Last month, when we visited the Log Cabin Village in Ft. Worth, TX, we saw— and picked up— a yoke. As the woman explained how a yoke works, I had so many thoughts. I think part of the whole thought shift was the fact that I never actually thought of yokes as being something people carried— I always thought of them as something oxen were strapped with. But as I saw my husband lifting the yoke up and over his shoulders, the woman explained how carrying buckets of water was really hard on not just the arms, but the hands. The muscles would get tired, and the rough rope would dig into the palms and fingers, making it painful to carry water for long.
And it dawned on me— that the yoke doesn’t actually take the burden away, or make it “lighter” in pounds. But when the burden is wrapped around a yoke— the yoke shoulders the brunt of it. It makes carrying the same amount of water much easier. It saves the weaker joints and the muscles and skin from the extreme exhaustion of the task.
Another thing about the burden of carrying water is that it wasn’t optional— water was something that HAD to be found and transported. The burden wasn’t optional. Water was life, and finding it and taking it back to people and animals and plants HAD to happen.
Isn’t that the truth about life? There are burdens that we simply must carry. Daily. As much as we would want to skip a day or a week or even all of our lives— we can’t. The burden must be borne.
If our burden must be carried, why? Why do we insist on having it dig deep, in a way God didn’t design for us? Jesus is offering a way— the Way— to make our burdens easier to bear. The burden might remain, even in the same amount.
But with Jesus, we can rest.

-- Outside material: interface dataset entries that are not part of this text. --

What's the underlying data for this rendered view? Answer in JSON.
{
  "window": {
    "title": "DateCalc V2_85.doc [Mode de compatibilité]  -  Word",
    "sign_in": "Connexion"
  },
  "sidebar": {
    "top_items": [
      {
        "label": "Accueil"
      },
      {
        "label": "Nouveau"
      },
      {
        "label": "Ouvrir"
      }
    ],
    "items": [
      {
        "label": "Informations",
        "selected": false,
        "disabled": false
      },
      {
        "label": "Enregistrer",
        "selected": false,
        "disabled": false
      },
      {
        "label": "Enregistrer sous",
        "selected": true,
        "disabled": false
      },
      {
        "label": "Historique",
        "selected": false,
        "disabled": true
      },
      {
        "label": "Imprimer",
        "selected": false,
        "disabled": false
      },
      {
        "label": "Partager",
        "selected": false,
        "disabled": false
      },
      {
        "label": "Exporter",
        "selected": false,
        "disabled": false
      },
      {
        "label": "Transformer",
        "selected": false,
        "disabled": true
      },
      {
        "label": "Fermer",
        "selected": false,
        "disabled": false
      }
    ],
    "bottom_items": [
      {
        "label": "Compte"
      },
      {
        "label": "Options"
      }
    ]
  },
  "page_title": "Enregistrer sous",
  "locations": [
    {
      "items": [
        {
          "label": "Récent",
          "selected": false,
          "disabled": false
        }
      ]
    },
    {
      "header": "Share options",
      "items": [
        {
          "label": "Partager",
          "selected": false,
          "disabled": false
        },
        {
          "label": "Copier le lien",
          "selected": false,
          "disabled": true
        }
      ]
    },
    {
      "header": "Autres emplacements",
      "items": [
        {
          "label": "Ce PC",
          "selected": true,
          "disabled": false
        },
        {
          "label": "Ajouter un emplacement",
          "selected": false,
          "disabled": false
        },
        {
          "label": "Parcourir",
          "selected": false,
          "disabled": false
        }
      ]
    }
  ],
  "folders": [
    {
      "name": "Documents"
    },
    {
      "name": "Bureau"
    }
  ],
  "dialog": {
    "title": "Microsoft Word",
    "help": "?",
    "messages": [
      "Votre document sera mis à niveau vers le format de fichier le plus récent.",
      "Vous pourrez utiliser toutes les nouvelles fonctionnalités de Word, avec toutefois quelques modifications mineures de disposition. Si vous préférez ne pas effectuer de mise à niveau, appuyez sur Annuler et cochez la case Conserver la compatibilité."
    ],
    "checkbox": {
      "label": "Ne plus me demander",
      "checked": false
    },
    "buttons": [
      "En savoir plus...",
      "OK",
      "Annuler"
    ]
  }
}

He bears the brunt. He takes on our weight for us and in the doing, saves us from the acute, painful task of trying to do it all alone. 💛